The plot concerns an indentured servant named Reese Thackery (her middle name is a joke between her and her intended), whose "contract" is bought by the bank as part of a debt reassignment when her previous owner dies suddenly. A quick glance at Wikipedia tells us that "Indentures could not marry without the permission of their owner, were subject to physical punishment (like many young ordinary servants), and saw their obligation to labor enforced by the courts. To ensure uninterrupted work by the female servants, the law lengthened the term of their indenture if they became pregnant. But unlike slaves, servants were guaranteed to be eventually released from bondage. At the end of their term they received a payment known as "freedom dues" and become free members of society. One could buy and sell indentured servants' contracts, and the right to their labor would change hands, but not the person as a piece of property."
The bank manager, Mr. Jenness, buys Reese's contract and asks her to visit his house and work there, much to the consternation of his wife, Lily. Their teenage son, Gerald, falls head over heels in crush with her, but she rebuffs his advances. Later, Mr. Jenness learns that the bank owners, the Kingsleys, will be coming to town to look over the books and he uncharacteristically leaves his place of work and home, and generally behaves in a suspicious manner.
The problem with Mr. Jenness' behavior is that there's no payoff later. There's no evidence he did anything wrong. He's not a real villain in any sense of the word, and the book really needs some sort of drama or conflict to keep it from being too boring. Meanwhile, Connor Kingsley arrives with Troy, and immediately asks for Reese to be freed from her contract. She begins working for them, and slowly she and Connor (whose voice is a raspy whisper due to a childhood trauma) fall for each other.
The other denizens of Tucker Mills have their own stories interwoven into each book in the trilogy. Jace and Maddie, the protagonists of the first book, are newly married and pregnant, and are beginning to study the Bible with Pastor Muldoon. Doyle and Cathy Shephard are also studying the Bible, and Doyle has many questions about eternal salvation which, to a non-religious reader, is pretty boring.
Connor and Reese's story resembles the fairy tale of Cinderella closely and it's a sweet, easy read.
I really enjoyed this story.

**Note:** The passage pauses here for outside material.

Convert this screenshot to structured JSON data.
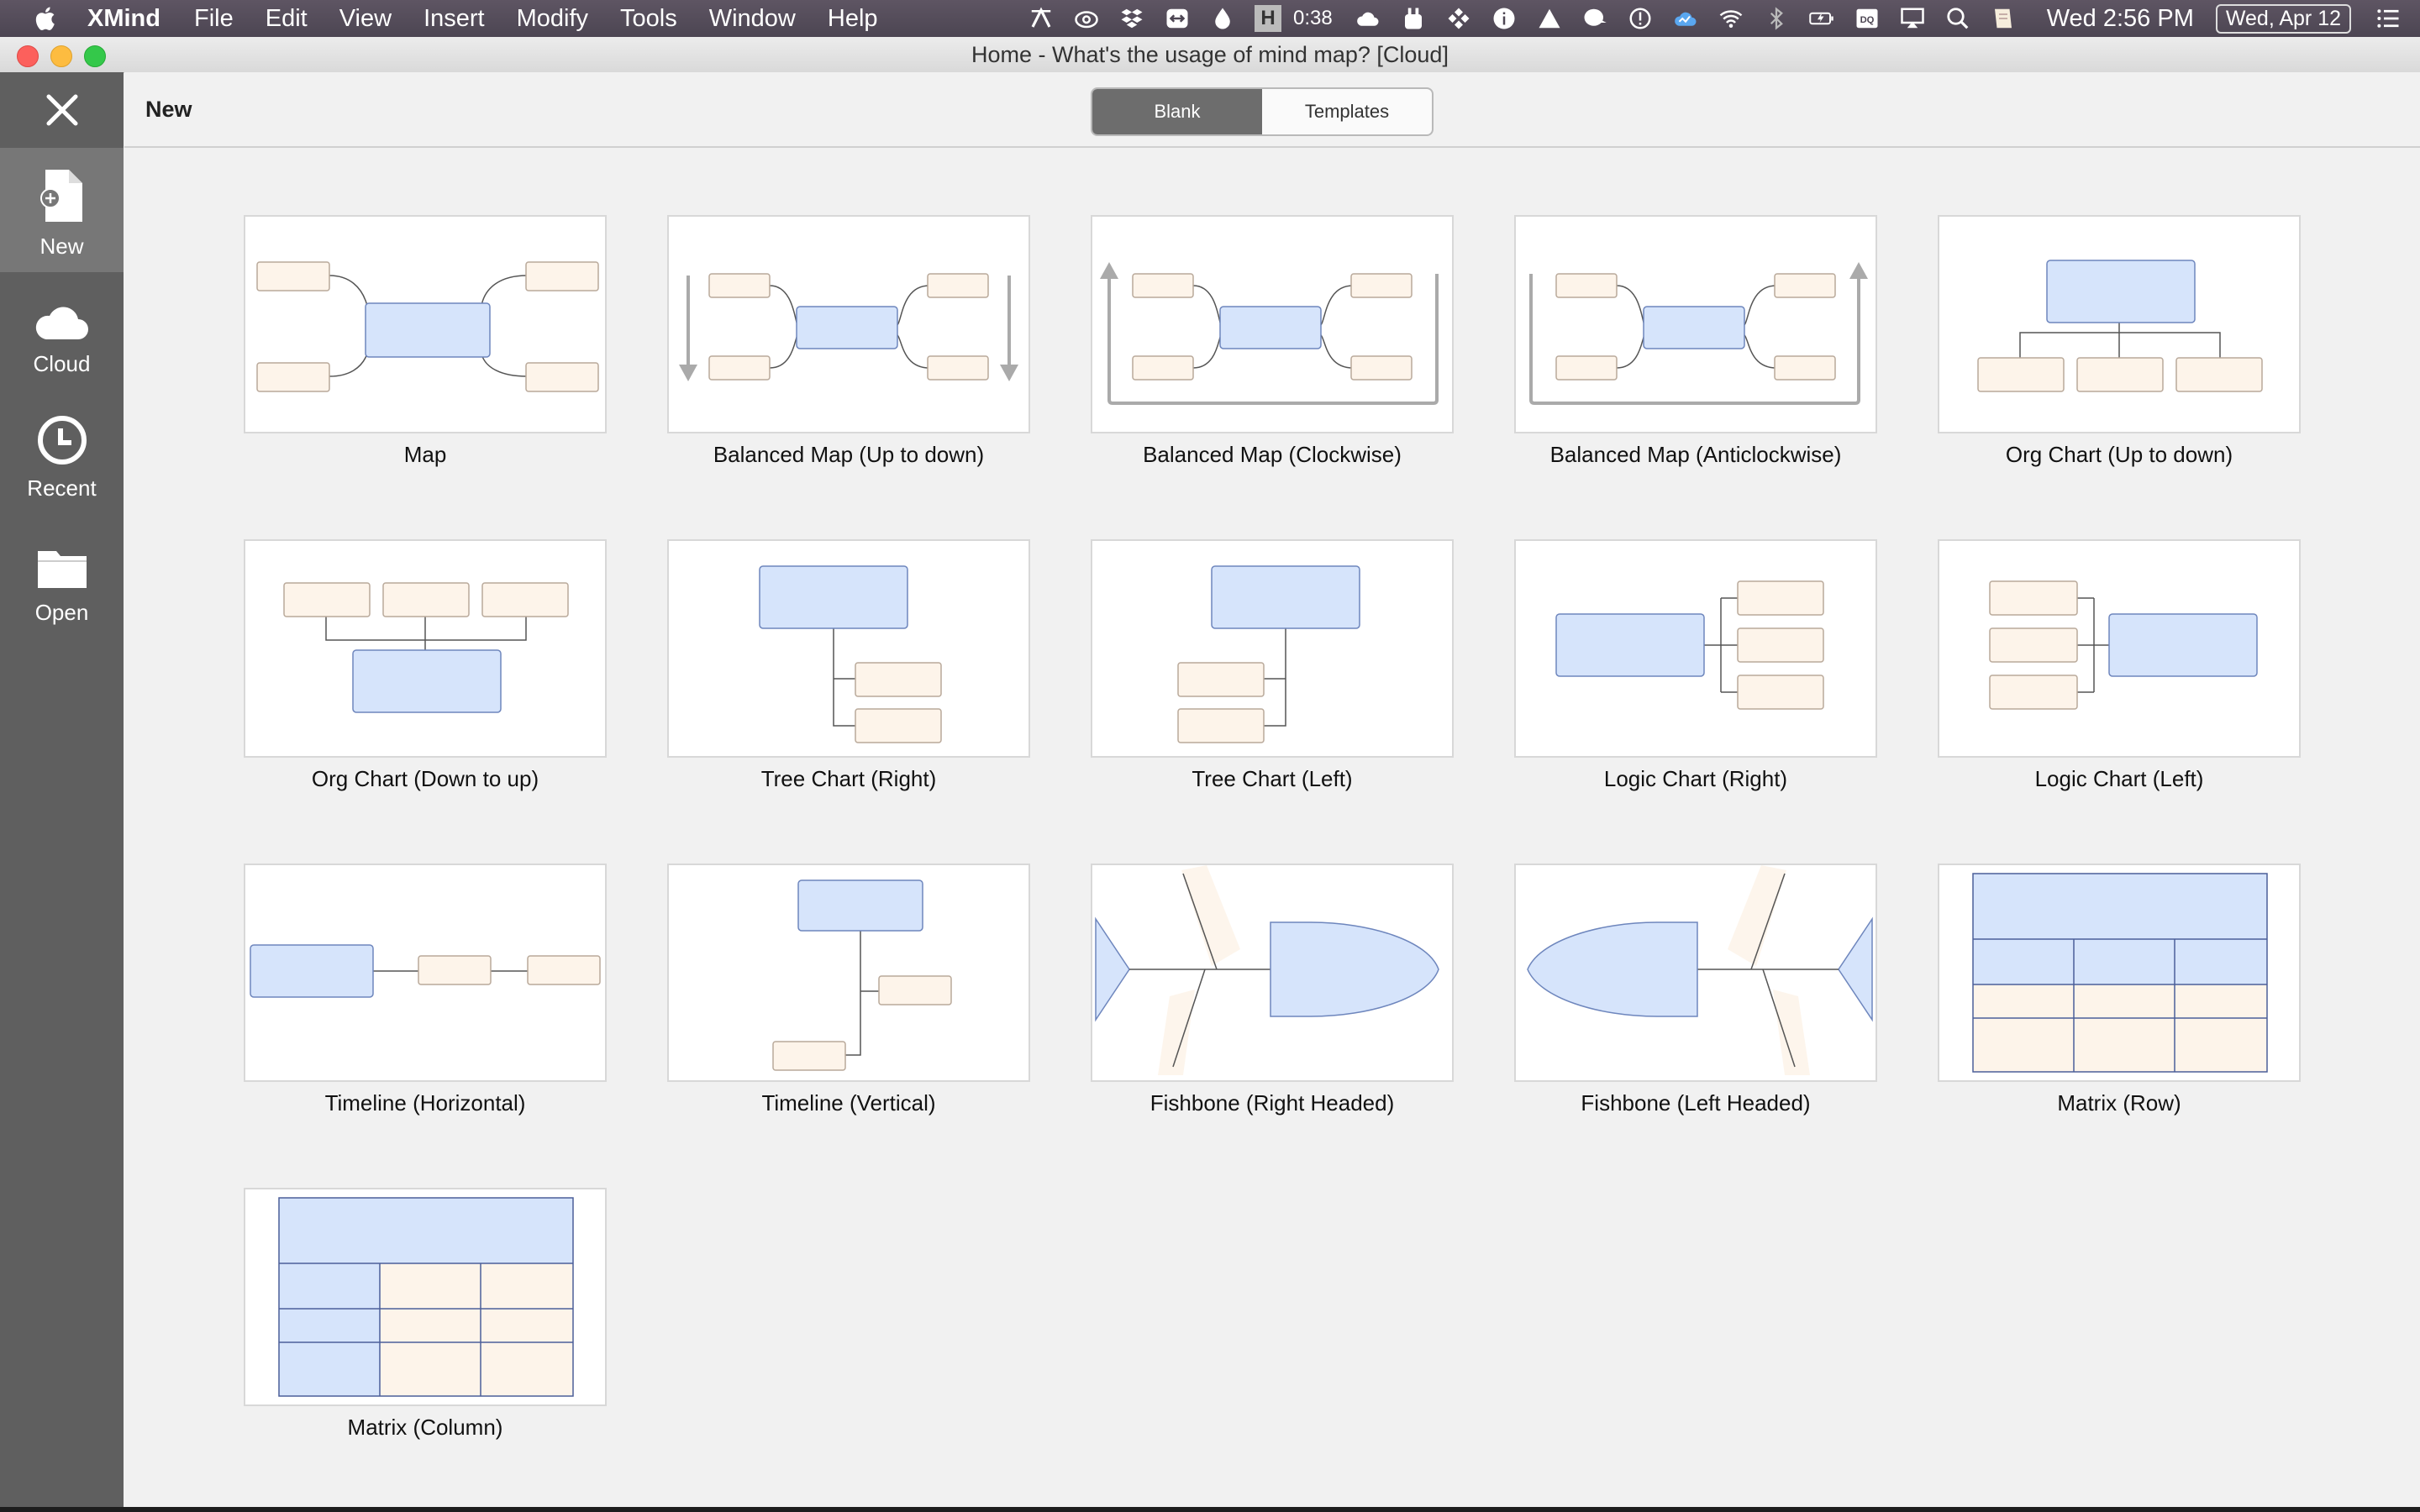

It was my favorite out of the trilogy. Reese and Conner's relationship seemed real and you could see the progression of time in the story.

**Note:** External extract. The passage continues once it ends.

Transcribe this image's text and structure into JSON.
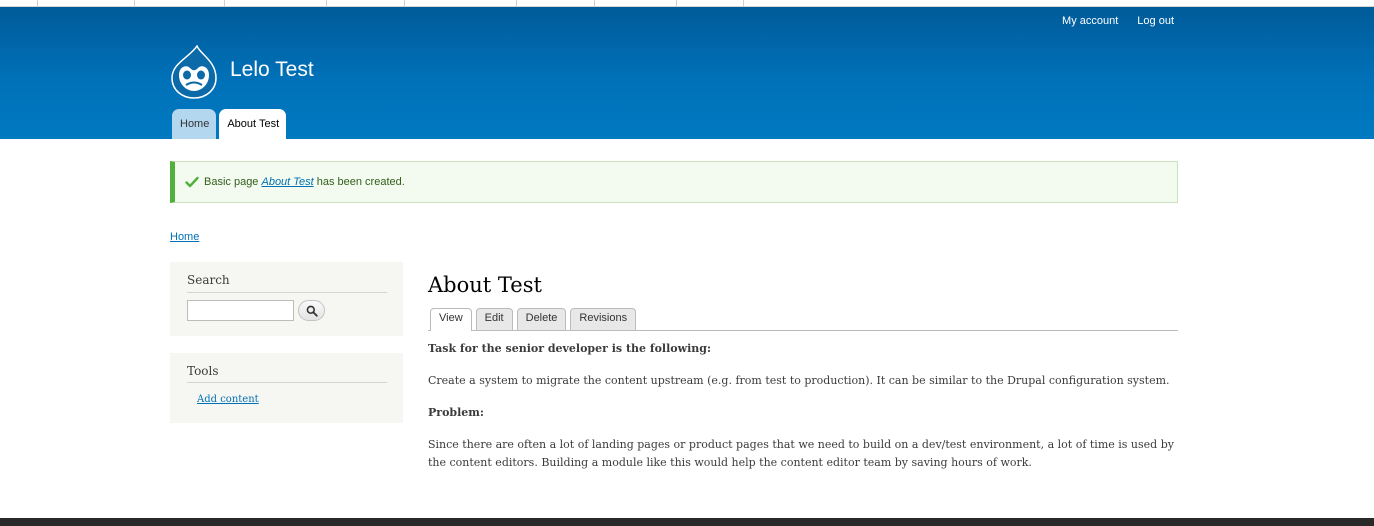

Book 2 in the Tuc will become alliesker Mills Trilogy. A beautiful love story in the making. When her owner dies, Reese finds herself bound as an indentures servent to the Tucker Mills Bank. Things may change before the banks auditor comes into town though and when the bank manager turns vengeful, Reese and a man who could care and comfort her must become allies. Don't have to read in order to enjoy. I liked this book alot.